TASK INSTRUCTIONS:
A verbatim copy of the data below is the required output.

DATA SUPPLIED:

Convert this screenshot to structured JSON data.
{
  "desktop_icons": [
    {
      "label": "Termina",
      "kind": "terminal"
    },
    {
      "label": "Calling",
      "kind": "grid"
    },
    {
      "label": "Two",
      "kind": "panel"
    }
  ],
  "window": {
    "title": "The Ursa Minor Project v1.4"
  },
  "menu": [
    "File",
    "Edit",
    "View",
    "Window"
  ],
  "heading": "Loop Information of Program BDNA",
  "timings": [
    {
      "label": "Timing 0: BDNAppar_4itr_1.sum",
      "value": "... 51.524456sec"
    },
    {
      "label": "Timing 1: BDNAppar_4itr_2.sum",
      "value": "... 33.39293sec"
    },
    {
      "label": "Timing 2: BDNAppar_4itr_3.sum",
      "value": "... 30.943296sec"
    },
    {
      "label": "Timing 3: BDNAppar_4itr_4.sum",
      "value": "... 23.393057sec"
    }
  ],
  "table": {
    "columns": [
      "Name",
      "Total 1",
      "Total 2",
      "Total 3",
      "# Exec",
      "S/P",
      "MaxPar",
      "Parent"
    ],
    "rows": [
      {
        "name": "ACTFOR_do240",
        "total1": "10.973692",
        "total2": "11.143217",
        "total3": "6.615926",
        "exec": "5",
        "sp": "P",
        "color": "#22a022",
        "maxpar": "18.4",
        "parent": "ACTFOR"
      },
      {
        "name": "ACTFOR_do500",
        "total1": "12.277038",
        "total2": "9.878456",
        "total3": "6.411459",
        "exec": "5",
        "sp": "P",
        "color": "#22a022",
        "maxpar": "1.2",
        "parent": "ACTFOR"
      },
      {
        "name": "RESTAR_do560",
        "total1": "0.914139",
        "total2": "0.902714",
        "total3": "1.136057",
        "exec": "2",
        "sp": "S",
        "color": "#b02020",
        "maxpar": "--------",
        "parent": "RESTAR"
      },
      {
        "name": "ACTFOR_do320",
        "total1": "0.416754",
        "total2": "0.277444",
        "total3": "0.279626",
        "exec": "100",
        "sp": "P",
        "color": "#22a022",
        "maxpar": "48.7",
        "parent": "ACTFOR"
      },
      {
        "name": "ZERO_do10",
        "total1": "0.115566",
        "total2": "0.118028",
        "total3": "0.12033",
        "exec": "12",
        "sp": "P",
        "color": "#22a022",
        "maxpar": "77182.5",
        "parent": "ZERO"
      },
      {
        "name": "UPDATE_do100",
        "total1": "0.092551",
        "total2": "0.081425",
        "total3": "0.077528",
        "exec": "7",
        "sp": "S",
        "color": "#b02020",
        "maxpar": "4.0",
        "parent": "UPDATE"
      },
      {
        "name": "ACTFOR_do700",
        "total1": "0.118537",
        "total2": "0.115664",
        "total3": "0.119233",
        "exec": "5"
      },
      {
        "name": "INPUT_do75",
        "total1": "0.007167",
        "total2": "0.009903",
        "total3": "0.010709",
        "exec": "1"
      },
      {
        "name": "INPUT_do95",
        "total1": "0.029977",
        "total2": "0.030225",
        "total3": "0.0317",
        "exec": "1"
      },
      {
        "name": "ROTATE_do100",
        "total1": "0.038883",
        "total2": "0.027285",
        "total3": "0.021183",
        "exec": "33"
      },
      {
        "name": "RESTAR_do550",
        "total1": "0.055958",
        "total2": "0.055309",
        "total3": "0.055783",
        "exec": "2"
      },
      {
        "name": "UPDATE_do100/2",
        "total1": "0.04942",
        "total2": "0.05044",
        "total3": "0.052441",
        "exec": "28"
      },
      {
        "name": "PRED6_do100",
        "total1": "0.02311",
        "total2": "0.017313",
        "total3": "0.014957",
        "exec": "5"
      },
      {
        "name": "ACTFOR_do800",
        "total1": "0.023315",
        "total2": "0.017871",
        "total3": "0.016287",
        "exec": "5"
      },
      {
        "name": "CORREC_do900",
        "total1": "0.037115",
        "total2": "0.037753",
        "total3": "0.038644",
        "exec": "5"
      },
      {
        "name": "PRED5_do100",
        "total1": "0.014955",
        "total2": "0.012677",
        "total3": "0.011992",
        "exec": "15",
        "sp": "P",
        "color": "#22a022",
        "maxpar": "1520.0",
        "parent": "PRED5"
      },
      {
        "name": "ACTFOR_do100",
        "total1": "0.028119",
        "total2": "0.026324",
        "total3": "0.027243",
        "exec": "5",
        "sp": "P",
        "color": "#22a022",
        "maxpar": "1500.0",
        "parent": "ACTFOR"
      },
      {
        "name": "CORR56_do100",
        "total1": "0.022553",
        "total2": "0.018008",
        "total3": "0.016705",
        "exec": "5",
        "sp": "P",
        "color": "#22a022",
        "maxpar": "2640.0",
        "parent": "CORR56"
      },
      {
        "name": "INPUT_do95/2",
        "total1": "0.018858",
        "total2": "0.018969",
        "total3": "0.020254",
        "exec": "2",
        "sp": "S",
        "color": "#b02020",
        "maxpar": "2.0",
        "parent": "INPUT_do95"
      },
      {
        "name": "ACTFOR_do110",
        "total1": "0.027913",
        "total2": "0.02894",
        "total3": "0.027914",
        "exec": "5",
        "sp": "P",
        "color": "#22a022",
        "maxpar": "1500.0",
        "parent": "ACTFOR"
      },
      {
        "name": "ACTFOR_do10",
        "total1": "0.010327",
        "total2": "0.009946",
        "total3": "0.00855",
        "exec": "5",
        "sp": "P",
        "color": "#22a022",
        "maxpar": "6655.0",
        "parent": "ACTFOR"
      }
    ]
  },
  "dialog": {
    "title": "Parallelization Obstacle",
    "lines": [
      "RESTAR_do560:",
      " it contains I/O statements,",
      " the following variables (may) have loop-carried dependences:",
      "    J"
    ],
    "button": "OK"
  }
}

WRITTEN ANSWER:
Convert this screenshot to structured JSON data.
{
  "desktop_icons": [
    {
      "label": "Termina",
      "kind": "terminal"
    },
    {
      "label": "Calling",
      "kind": "grid"
    },
    {
      "label": "Two",
      "kind": "panel"
    }
  ],
  "window": {
    "title": "The Ursa Minor Project v1.4"
  },
  "menu": [
    "File",
    "Edit",
    "View",
    "Window"
  ],
  "heading": "Loop Information of Program BDNA",
  "timings": [
    {
      "label": "Timing 0: BDNAppar_4itr_1.sum",
      "value": "... 51.524456sec"
    },
    {
      "label": "Timing 1: BDNAppar_4itr_2.sum",
      "value": "... 33.39293sec"
    },
    {
      "label": "Timing 2: BDNAppar_4itr_3.sum",
      "value": "... 30.943296sec"
    },
    {
      "label": "Timing 3: BDNAppar_4itr_4.sum",
      "value": "... 23.393057sec"
    }
  ],
  "table": {
    "columns": [
      "Name",
      "Total 1",
      "Total 2",
      "Total 3",
      "# Exec",
      "S/P",
      "MaxPar",
      "Parent"
    ],
    "rows": [
      {
        "name": "ACTFOR_do240",
        "total1": "10.973692",
        "total2": "11.143217",
        "total3": "6.615926",
        "exec": "5",
        "sp": "P",
        "color": "#22a022",
        "maxpar": "18.4",
        "parent": "ACTFOR"
      },
      {
        "name": "ACTFOR_do500",
        "total1": "12.277038",
        "total2": "9.878456",
        "total3": "6.411459",
        "exec": "5",
        "sp": "P",
        "color": "#22a022",
        "maxpar": "1.2",
        "parent": "ACTFOR"
      },
      {
        "name": "RESTAR_do560",
        "total1": "0.914139",
        "total2": "0.902714",
        "total3": "1.136057",
        "exec": "2",
        "sp": "S",
        "color": "#b02020",
        "maxpar": "--------",
        "parent": "RESTAR"
      },
      {
        "name": "ACTFOR_do320",
        "total1": "0.416754",
        "total2": "0.277444",
        "total3": "0.279626",
        "exec": "100",
        "sp": "P",
        "color": "#22a022",
        "maxpar": "48.7",
        "parent": "ACTFOR"
      },
      {
        "name": "ZERO_do10",
        "total1": "0.115566",
        "total2": "0.118028",
        "total3": "0.12033",
        "exec": "12",
        "sp": "P",
        "color": "#22a022",
        "maxpar": "77182.5",
        "parent": "ZERO"
      },
      {
        "name": "UPDATE_do100",
        "total1": "0.092551",
        "total2": "0.081425",
        "total3": "0.077528",
        "exec": "7",
        "sp": "S",
        "color": "#b02020",
        "maxpar": "4.0",
        "parent": "UPDATE"
      },
      {
        "name": "ACTFOR_do700",
        "total1": "0.118537",
        "total2": "0.115664",
        "total3": "0.119233",
        "exec": "5"
      },
      {
        "name": "INPUT_do75",
        "total1": "0.007167",
        "total2": "0.009903",
        "total3": "0.010709",
        "exec": "1"
      },
      {
        "name": "INPUT_do95",
        "total1": "0.029977",
        "total2": "0.030225",
        "total3": "0.0317",
        "exec": "1"
      },
      {
        "name": "ROTATE_do100",
        "total1": "0.038883",
        "total2": "0.027285",
        "total3": "0.021183",
        "exec": "33"
      },
      {
        "name": "RESTAR_do550",
        "total1": "0.055958",
        "total2": "0.055309",
        "total3": "0.055783",
        "exec": "2"
      },
      {
        "name": "UPDATE_do100/2",
        "total1": "0.04942",
        "total2": "0.05044",
        "total3": "0.052441",
        "exec": "28"
      },
      {
        "name": "PRED6_do100",
        "total1": "0.02311",
        "total2": "0.017313",
        "total3": "0.014957",
        "exec": "5"
      },
      {
        "name": "ACTFOR_do800",
        "total1": "0.023315",
        "total2": "0.017871",
        "total3": "0.016287",
        "exec": "5"
      },
      {
        "name": "CORREC_do900",
        "total1": "0.037115",
        "total2": "0.037753",
        "total3": "0.038644",
        "exec": "5"
      },
      {
        "name": "PRED5_do100",
        "total1": "0.014955",
        "total2": "0.012677",
        "total3": "0.011992",
        "exec": "15",
        "sp": "P",
        "color": "#22a022",
        "maxpar": "1520.0",
        "parent": "PRED5"
      },
      {
        "name": "ACTFOR_do100",
        "total1": "0.028119",
        "total2": "0.026324",
        "total3": "0.027243",
        "exec": "5",
        "sp": "P",
        "color": "#22a022",
        "maxpar": "1500.0",
        "parent": "ACTFOR"
      },
      {
        "name": "CORR56_do100",
        "total1": "0.022553",
        "total2": "0.018008",
        "total3": "0.016705",
        "exec": "5",
        "sp": "P",
        "color": "#22a022",
        "maxpar": "2640.0",
        "parent": "CORR56"
      },
      {
        "name": "INPUT_do95/2",
        "total1": "0.018858",
        "total2": "0.018969",
        "total3": "0.020254",
        "exec": "2",
        "sp": "S",
        "color": "#b02020",
        "maxpar": "2.0",
        "parent": "INPUT_do95"
      },
      {
        "name": "ACTFOR_do110",
        "total1": "0.027913",
        "total2": "0.02894",
        "total3": "0.027914",
        "exec": "5",
        "sp": "P",
        "color": "#22a022",
        "maxpar": "1500.0",
        "parent": "ACTFOR"
      },
      {
        "name": "ACTFOR_do10",
        "total1": "0.010327",
        "total2": "0.009946",
        "total3": "0.00855",
        "exec": "5",
        "sp": "P",
        "color": "#22a022",
        "maxpar": "6655.0",
        "parent": "ACTFOR"
      }
    ]
  },
  "dialog": {
    "title": "Parallelization Obstacle",
    "lines": [
      "RESTAR_do560:",
      " it contains I/O statements,",
      " the following variables (may) have loop-carried dependences:",
      "    J"
    ],
    "button": "OK"
  }
}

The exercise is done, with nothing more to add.